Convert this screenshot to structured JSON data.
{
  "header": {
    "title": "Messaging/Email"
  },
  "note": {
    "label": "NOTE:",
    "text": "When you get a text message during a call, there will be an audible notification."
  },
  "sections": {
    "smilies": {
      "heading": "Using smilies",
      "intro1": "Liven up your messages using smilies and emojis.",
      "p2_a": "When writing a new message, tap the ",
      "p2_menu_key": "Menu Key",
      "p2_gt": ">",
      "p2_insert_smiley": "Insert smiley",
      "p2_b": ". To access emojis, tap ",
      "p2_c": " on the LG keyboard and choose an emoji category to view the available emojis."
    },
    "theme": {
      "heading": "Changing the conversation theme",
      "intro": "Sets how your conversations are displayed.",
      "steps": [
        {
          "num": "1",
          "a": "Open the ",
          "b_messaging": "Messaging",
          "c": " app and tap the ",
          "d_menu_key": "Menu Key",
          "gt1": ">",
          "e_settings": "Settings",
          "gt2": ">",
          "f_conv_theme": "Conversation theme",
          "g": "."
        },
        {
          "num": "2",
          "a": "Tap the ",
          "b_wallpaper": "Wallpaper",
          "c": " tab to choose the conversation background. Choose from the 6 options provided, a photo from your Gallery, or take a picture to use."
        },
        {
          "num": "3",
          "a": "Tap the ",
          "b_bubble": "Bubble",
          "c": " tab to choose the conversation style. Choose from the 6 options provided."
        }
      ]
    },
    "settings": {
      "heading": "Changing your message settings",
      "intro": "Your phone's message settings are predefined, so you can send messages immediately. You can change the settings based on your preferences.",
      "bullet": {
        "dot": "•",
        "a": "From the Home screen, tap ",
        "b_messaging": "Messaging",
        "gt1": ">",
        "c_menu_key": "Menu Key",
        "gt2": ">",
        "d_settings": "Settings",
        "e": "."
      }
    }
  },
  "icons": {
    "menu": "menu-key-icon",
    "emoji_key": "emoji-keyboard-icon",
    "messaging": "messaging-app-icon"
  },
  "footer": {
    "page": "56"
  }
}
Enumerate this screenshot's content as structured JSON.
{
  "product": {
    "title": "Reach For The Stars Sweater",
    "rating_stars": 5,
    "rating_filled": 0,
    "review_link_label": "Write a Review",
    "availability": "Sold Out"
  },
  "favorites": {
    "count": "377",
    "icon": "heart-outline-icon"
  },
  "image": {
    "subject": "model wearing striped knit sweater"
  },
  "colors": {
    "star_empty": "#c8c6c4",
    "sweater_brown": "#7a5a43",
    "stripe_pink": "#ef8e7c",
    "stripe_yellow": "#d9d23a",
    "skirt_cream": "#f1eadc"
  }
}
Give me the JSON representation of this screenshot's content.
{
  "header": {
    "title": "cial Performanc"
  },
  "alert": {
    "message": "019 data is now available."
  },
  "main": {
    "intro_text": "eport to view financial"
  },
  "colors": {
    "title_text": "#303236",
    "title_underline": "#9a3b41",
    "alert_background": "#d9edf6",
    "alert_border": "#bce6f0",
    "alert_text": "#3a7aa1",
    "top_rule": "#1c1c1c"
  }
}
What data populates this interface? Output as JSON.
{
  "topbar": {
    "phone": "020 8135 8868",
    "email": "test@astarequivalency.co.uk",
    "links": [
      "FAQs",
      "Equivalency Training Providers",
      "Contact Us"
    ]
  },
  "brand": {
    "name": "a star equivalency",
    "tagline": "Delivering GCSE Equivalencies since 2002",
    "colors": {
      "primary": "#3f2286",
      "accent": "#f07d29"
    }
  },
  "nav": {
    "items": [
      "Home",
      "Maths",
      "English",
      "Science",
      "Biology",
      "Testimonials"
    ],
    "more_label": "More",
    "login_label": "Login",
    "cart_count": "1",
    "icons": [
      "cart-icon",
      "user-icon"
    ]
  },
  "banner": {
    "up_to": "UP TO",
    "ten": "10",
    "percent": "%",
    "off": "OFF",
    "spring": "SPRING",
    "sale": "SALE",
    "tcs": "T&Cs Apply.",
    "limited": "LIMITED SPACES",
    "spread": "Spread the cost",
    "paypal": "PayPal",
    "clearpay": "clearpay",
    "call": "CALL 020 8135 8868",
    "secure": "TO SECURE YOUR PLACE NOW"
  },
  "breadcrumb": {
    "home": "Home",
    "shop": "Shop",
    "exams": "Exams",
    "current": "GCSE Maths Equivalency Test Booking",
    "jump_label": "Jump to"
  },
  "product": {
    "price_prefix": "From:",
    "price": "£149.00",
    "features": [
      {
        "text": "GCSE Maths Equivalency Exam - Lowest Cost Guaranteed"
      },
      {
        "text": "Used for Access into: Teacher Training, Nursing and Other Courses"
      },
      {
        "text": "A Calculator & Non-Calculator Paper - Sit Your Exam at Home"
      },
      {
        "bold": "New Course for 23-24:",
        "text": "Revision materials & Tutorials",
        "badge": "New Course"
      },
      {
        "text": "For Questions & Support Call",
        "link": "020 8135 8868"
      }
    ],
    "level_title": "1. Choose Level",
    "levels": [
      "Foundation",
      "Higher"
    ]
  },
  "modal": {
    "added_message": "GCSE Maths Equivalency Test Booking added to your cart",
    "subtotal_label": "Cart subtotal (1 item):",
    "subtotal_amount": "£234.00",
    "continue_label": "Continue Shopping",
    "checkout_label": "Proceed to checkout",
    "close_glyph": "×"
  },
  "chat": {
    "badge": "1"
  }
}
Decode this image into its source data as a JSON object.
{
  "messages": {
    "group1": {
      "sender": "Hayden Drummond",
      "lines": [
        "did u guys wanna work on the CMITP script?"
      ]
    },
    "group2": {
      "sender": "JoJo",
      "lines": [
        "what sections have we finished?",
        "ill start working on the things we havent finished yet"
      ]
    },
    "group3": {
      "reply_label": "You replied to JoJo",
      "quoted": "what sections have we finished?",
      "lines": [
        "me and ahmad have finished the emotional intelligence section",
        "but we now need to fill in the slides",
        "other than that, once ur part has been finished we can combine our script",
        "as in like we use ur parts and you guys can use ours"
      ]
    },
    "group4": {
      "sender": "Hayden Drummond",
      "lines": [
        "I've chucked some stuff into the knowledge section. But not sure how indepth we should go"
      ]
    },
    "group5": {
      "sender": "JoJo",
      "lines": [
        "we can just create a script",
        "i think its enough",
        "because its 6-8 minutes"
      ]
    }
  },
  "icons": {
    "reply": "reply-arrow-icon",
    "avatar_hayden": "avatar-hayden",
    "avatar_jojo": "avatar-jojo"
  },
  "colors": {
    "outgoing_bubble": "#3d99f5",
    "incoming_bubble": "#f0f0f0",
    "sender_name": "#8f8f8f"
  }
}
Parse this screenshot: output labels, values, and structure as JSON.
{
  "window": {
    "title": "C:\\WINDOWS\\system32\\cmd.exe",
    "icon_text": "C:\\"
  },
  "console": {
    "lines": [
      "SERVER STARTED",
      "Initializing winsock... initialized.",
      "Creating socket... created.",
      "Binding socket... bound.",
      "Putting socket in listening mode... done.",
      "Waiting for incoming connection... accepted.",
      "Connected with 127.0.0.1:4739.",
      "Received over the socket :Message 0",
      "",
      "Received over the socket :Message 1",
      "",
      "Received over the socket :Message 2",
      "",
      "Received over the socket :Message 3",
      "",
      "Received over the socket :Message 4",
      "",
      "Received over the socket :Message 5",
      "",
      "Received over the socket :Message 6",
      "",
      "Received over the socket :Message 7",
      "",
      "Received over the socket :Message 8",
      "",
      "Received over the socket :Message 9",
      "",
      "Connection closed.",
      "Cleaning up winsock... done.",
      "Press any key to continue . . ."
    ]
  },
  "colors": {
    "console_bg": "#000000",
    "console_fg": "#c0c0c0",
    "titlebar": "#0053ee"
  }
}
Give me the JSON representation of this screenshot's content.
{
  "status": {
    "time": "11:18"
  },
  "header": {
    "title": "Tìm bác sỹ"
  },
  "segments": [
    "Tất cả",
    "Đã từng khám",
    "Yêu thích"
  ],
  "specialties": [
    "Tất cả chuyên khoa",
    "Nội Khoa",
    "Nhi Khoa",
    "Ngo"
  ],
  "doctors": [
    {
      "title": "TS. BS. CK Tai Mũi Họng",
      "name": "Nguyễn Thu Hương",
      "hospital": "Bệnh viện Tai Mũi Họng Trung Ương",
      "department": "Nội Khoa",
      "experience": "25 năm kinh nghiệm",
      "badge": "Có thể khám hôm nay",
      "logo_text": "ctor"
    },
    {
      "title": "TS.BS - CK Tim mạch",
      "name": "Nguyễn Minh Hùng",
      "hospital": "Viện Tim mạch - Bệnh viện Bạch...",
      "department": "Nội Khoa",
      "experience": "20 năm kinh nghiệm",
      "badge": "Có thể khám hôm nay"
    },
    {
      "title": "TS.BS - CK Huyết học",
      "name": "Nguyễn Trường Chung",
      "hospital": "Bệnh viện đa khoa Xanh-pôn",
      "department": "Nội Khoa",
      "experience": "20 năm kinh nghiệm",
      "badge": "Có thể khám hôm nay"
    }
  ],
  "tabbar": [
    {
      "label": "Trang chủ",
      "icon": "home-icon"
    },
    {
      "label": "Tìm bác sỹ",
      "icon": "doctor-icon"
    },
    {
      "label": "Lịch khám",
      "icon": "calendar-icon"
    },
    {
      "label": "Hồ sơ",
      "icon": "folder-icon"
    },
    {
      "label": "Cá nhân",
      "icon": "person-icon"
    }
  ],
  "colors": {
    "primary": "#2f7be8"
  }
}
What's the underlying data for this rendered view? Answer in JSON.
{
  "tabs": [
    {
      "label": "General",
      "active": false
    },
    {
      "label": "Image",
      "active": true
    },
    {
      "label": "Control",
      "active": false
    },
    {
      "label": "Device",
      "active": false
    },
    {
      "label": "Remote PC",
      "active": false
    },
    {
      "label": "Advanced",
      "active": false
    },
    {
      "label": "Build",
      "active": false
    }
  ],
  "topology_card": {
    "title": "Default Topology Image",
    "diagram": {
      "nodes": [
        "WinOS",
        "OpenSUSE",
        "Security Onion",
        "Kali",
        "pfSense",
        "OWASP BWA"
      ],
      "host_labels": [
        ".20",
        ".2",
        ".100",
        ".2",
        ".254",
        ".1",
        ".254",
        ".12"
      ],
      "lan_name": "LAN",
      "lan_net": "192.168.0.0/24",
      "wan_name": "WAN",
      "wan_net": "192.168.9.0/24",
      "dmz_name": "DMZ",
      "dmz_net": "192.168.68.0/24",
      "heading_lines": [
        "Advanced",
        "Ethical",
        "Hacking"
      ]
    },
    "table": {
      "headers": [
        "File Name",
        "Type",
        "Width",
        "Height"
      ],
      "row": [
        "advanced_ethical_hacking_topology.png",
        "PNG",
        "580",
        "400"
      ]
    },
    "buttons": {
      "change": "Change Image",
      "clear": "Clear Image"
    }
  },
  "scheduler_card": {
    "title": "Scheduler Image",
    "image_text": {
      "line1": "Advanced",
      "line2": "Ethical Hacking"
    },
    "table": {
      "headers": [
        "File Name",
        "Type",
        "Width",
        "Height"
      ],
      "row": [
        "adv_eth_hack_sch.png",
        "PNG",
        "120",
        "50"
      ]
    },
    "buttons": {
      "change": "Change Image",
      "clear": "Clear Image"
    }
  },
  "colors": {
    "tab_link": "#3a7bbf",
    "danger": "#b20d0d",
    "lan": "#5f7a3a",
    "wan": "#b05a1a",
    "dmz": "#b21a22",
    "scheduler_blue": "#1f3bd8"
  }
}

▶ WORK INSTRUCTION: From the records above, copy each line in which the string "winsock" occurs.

▶ EXPECTED ANSWER:
      "Initializing winsock... initialized.",
      "Cleaning up winsock... done.",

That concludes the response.